- Opening Delimiter -
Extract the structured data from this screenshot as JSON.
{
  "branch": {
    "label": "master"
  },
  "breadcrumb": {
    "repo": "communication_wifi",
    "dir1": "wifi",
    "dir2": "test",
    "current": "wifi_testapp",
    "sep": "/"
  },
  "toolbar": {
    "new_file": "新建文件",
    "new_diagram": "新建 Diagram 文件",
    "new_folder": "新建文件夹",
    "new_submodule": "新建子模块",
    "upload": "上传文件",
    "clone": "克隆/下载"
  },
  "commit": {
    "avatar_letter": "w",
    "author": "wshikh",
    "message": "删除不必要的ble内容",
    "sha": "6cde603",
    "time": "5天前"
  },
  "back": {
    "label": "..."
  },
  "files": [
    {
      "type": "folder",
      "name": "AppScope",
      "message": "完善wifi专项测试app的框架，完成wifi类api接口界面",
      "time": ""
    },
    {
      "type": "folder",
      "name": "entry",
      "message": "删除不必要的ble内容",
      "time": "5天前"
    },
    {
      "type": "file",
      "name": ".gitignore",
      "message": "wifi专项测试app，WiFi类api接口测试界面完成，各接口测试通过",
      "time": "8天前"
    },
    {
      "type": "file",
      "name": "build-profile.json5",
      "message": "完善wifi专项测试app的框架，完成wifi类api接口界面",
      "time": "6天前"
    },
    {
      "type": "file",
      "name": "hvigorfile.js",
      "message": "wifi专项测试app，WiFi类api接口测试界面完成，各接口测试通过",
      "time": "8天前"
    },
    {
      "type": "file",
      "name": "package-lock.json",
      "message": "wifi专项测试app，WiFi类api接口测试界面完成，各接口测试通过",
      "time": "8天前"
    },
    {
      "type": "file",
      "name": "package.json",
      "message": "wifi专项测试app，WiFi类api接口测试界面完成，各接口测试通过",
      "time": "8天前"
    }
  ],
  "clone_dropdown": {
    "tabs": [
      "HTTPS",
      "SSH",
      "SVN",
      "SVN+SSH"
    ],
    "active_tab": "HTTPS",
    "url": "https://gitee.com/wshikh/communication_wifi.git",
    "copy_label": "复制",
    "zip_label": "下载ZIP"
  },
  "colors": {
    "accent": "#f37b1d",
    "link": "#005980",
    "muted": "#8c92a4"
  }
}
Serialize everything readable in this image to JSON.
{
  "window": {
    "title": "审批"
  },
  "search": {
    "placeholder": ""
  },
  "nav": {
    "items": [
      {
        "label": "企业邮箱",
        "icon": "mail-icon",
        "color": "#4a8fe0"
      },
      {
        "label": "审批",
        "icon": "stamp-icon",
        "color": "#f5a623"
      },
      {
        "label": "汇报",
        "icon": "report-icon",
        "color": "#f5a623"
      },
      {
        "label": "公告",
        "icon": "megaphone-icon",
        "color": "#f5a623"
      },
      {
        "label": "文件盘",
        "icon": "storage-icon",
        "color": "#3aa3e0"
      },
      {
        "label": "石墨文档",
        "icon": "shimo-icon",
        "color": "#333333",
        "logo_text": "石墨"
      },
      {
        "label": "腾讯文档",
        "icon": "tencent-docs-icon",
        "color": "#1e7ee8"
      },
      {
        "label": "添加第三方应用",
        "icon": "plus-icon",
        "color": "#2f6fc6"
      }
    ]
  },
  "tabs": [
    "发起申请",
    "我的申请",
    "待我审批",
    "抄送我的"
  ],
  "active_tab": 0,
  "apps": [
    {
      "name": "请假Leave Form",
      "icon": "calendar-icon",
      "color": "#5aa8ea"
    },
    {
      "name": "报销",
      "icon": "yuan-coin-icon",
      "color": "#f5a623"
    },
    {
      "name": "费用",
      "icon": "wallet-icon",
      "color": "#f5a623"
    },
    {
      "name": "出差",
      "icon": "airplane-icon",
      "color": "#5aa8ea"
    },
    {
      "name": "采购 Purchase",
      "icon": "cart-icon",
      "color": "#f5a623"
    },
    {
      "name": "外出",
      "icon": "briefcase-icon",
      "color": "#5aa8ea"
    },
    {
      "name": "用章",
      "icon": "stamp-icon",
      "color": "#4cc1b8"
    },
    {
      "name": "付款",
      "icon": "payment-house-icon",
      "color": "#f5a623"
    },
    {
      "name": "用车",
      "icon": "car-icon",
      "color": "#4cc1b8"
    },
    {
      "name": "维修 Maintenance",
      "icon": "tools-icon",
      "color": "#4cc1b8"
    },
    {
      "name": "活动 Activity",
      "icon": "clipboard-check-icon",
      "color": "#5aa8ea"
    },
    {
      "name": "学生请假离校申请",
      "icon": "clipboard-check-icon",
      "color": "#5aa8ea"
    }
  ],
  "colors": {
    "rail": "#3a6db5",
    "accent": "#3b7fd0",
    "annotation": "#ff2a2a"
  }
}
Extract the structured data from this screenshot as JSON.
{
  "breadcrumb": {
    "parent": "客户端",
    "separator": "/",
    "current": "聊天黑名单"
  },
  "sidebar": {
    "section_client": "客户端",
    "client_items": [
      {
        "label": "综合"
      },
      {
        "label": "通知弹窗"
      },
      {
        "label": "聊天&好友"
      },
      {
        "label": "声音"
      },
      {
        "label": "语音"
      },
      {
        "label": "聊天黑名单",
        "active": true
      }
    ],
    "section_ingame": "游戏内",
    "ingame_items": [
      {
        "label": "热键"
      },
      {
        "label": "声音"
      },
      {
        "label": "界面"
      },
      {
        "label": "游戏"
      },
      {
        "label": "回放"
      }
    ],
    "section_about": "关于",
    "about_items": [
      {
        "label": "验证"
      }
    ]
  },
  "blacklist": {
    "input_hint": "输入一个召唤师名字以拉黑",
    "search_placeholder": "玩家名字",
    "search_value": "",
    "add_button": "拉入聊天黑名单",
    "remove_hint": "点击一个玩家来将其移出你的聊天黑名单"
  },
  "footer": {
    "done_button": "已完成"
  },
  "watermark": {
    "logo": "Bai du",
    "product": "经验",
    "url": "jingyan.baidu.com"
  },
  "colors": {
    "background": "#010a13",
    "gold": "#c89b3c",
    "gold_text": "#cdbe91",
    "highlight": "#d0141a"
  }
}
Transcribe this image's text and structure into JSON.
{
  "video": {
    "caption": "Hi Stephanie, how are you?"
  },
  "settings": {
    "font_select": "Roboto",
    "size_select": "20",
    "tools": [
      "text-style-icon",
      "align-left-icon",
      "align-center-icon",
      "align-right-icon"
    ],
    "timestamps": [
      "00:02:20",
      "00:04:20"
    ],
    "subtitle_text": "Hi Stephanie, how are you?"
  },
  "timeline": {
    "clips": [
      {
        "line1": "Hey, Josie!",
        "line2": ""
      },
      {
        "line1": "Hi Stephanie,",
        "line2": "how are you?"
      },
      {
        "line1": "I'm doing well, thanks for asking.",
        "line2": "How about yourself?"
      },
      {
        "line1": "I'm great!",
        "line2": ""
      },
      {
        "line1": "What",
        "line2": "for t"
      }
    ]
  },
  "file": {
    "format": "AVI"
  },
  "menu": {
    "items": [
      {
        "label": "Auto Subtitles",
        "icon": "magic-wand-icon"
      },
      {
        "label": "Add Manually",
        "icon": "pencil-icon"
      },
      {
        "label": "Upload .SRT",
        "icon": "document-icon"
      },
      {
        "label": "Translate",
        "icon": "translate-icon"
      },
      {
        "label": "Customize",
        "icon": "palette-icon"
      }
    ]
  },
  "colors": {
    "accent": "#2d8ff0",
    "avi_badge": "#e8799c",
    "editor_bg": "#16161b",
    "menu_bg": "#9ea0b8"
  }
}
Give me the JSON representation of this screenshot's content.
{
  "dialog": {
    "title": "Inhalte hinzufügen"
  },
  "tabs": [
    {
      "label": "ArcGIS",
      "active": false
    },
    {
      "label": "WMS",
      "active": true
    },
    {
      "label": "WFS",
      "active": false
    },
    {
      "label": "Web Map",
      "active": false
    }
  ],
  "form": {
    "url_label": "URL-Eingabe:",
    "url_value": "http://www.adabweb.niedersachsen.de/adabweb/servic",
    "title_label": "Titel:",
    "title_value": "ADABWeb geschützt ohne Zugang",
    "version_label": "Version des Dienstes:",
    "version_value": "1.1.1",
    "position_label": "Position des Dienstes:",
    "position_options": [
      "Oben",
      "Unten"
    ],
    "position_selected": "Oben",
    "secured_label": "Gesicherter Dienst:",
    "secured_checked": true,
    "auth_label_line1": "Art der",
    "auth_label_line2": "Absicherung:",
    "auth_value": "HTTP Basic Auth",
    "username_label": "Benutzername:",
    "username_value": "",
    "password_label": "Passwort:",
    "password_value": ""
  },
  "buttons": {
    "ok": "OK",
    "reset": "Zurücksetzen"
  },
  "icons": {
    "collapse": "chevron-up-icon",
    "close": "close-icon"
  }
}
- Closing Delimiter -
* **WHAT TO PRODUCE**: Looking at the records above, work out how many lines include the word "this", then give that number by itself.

* **RESULT OF THE EXERCISE**: 5